Uzziah, we learn from this chapter, "sought God in the days of Zechariah, who had understanding of the visions of God: and as long as he sought the Lord, God made him to prosper." He went forth and warred, and "the Lord helped
The flesh in the saints is as bad or worse than any flesh, therefore watch, continue in prayer, be clothed with humility Live no more by memory than by sense, but live by faith; forgetting the things which are behind, and pressing forwards. It was not when

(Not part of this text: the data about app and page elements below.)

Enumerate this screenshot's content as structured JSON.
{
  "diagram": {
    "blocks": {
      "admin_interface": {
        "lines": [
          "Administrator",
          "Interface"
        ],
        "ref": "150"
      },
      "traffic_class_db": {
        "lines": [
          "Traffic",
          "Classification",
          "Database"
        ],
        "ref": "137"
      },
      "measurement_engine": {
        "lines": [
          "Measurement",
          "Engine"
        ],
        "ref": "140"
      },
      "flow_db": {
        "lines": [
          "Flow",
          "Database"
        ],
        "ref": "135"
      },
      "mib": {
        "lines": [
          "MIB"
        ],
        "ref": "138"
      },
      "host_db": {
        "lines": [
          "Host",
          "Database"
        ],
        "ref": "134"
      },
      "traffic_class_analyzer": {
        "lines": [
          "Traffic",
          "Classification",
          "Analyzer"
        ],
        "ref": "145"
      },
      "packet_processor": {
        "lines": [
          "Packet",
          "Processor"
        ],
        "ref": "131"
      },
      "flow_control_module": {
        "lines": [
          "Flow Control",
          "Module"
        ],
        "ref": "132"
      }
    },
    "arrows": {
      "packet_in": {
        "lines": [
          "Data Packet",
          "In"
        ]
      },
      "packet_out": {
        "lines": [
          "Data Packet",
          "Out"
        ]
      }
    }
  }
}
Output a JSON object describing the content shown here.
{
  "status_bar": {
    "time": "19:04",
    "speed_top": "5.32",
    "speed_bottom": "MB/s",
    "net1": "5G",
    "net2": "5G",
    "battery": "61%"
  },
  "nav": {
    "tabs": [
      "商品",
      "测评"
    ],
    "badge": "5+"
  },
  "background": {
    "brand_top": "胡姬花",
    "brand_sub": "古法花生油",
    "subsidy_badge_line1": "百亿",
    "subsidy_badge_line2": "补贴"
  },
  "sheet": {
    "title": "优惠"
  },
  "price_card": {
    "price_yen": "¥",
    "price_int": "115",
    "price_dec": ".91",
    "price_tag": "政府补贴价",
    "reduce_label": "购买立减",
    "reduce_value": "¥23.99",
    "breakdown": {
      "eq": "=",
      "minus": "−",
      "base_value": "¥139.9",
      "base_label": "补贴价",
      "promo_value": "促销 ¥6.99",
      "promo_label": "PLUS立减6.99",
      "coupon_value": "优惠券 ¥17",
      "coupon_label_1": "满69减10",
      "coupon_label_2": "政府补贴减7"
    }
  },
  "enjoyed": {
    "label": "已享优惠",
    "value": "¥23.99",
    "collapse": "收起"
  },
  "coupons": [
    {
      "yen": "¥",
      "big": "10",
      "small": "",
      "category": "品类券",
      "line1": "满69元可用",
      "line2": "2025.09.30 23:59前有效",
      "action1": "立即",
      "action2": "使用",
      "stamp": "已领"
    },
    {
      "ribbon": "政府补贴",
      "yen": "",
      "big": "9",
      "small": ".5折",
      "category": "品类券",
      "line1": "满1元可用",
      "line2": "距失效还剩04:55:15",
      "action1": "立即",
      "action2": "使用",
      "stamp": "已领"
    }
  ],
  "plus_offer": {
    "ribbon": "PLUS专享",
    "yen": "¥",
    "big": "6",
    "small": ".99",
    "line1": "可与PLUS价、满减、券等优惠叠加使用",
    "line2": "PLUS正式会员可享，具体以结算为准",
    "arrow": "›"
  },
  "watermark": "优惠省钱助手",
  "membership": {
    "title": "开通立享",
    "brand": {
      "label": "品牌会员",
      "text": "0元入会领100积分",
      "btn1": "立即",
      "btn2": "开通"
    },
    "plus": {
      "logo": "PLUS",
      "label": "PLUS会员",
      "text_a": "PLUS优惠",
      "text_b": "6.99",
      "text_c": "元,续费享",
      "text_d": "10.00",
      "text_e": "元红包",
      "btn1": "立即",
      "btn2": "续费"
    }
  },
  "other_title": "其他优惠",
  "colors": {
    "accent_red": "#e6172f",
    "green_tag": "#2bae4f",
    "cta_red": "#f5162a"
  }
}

1Wherefore seeing we also are compassed about with so great a cloud of witnesses, let us lay aside every weight, and the sin which doth so easily beset us, and let us run with patience the race that is set before us, 2Looking unto Jesus the author and finisher of our faith; who for the joy that was set before him endured the cross, despising the shame, and is set down at the right hand of the throne of God. 3For consider him that endured such contradiction of sinners against himself, lest ye be wearied and faint in your minds. 4Ye have not yet resisted unto blood, striving against sin. 5And ye have forgotten the exhortation which speaketh unto you as unto children, My son, despise not thou the chastening of the Lord, nor faint when thou art rebuked of him: 6For whom the Lord loveth he chasteneth, and scourgeth every son whom he receiveth. 7If ye endure chastening, God dealeth with you as with sons; for what son is he whom the father chasteneth not? 8But if ye be without chastisement, whereof all are partakers, then are ye bastards, and not sons. 9Furthermore we have had fathers of our flesh which corrected us, and we gave them reverence: shall we not much rather be in subjection unto the Father of spirits, and live? 10For they verily for a few days chastened us after their own pleasure; but he for our profit, that we might be partakers of his holiness. 11Now no chastening for the present seemeth to be joyous, but grievous: nevertheless afterward it yieldeth the peaceable fruit of righteousness unto them which are exercised thereby. (Hebrews 12:1‑11)There is no possibility of fellowship with God on any other ground than that of grace-no matter when, or where. There never was. True there have been many dealings of God to prove this; but there never could be communion between God and {s
Father, I know that all my life